2 signed -32768 32768 (normal short/int)
2 unsigned 0 65535
4 signed -2147483548 2147483647 (normal long)
4 unsigned 0 4294967295
Types default to signed unless you specify that it is unsigned,
C++ is a very CASE-SENSITIVE language. What this means is that if you have 3 variables:
These variables are different. It's important to develop a consistent style of naming
variables. I normally keep variables lowercase, with an uppercase specifying a new word,
Now that you know what data types and variables are you can declare them.
You declare them like so:
int myNumber; *Note: You must have the
semi-colon at the end!
You can also define them in their declaration:
int myNumber = 2002;
Char's are done close to the same way, except when you define them
you must put the letter in single quotations ( ' ). Character strings, however, must be done a different way since the char type can only hold ONE character at a time. ( Yes, that mean it can
only hold one A or one B at a time! ). Strings will be discussed in a later tutorial.
A bool(ean) can only be true or false, or their counterparts: 0 and 1. Booleans are normally used in
if statements and other C++ goodies.
Okay, wipe that sweat from your brow! This was a difficult and large chunk of information to
swallow. Let's end this up with a small program that utilizes what was presented
Open up whatever program you used in the last tutorial and follow the steps on compiling I
showed you before. Again, remove the numbers from the source code as they are only there to
help analyze the code! Save as tutorial.cpp
3. int main( )
5. int myNumber;
6. long myNumber2 = 5;
7. char myCharacter;
8. char myCharacter2 = 'c';
9. bool myBoolean;
10. bool myBoolean2 = true;
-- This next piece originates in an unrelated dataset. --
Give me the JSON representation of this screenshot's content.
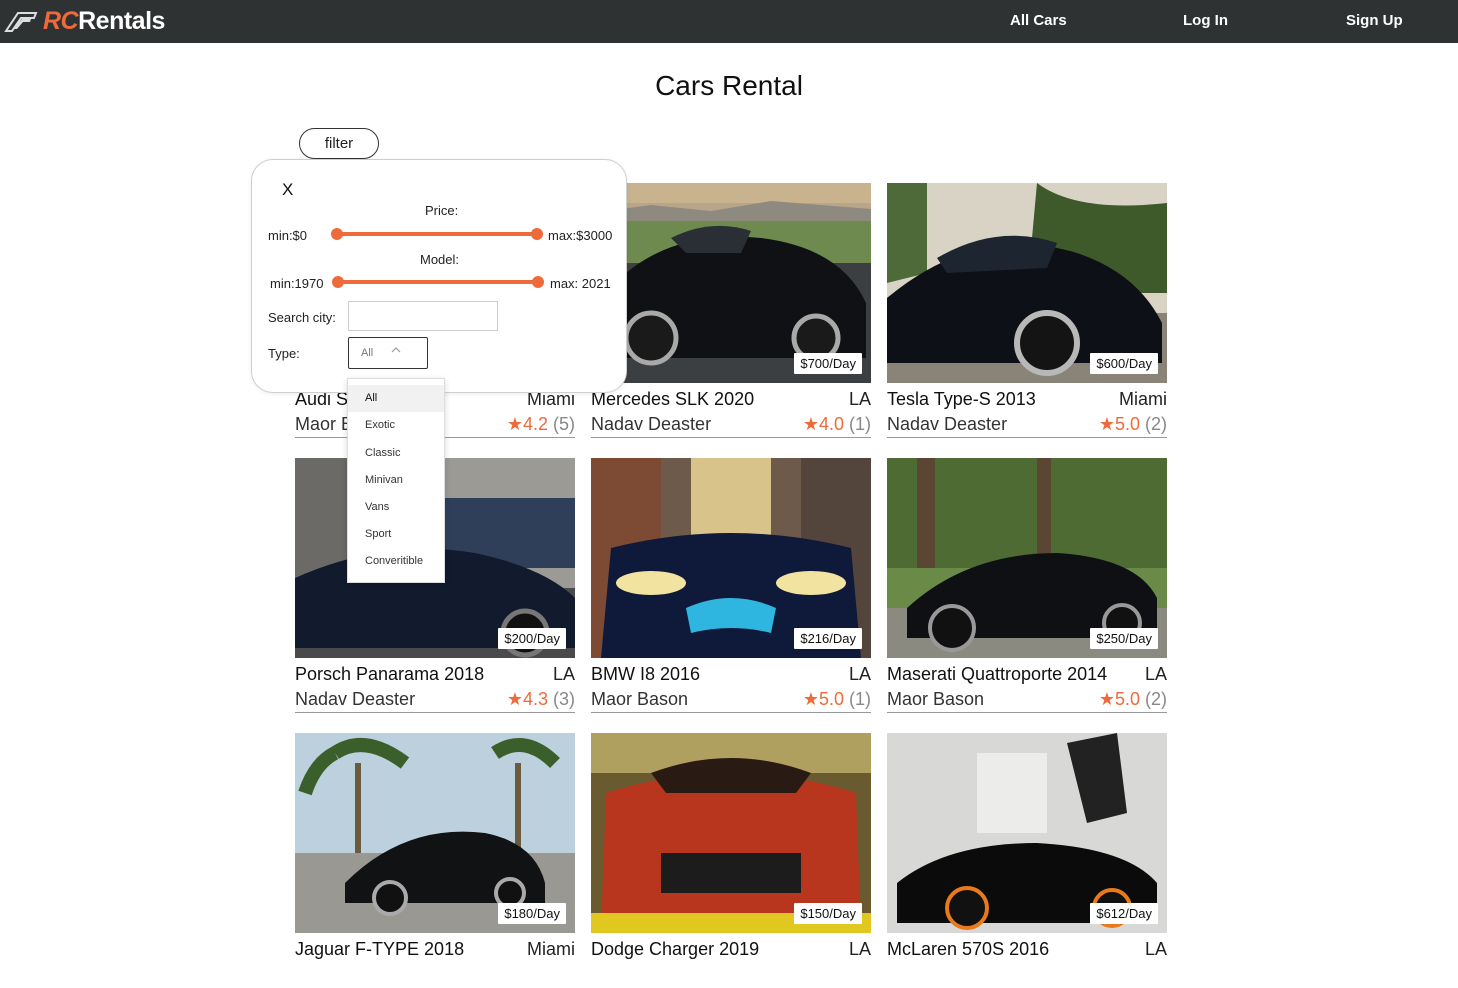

13. myNumber = 3678;
14. myCharacter = 'a';
15. myBoolean = false;
17. cout << "myNumber = " << myNumber << endl;
18. cout << "myNumber2 = " << myNumber2 << endl << endl;
20. cout << "myCharater = " << myCharacter << endl;
21. cout << "myCharacter2 = " << myCharacter2 << endl << endl;
23. return 0;
Okay, now, the line-by-line analysis!
Line 1: This includes the iostream.h header. This, ofcourse, is needed for cout and
Line 2: This is just whitespace.
Line 3: This is the main function mentioned in the last tutorial. You will always see one of
these in any C++ program.
Line 4: This is just the opening brace for the main function.
Line 5 & 6: These two lines declare one int and one long variable. myNumber2 is also defined on this line with the
Line 7 & 8: These two lines both declare a char variable.
myCharacter2 also defines itself with the value c.
Line 9 & 10: These two lines both declare a bool variable.
myBoolean2 also defines itself to true
Line 11 & 12: Both of these lines are cosmetics: a.k.a. whitespace.
Line 13 - 15: These lines define these variables to a specific value.
Line 16: Whitespace again!
Line 17 & 18: These lines display the variables' values to the screen, sending an 'endl' to
go to the next line.
Line 19: Guess what this is! Yup, you guessed it, whitespace!
Line 20 & 21: These lines also display the variables' values to the screen, sending an
'endl' to the next line.
Line 22: ...whitespace...
Line 23: This is the return statement. This will be explained in the next tutorial, along
with the mystical "function".
Line 24: This is simply the closing brace. This ends the function, and effectively ends our
program. ( When main is done, our program is done! )
For ease of explanation, whitespace will not be mentioned in future tutorials. I think we
all know what it is. :)
This program simply declares and defines a few simple variables. It then takes those
variables with printable values and prints them to the screen with cout. Again, this
program will most likely close immediately upon execution. Just open up some kind of
command-line and run it from there.
This concludes "A C++ Tutorial for Complete Beginners #2". As always, if anything is too
complicated to understand or if I screwd up, be sure to let me know. Please let me know if
you would like something explained a little more indepth, or whatever else. ( Please have it
pertain to the topics discussed in this tutorial. ) I'll try to get the fixes when I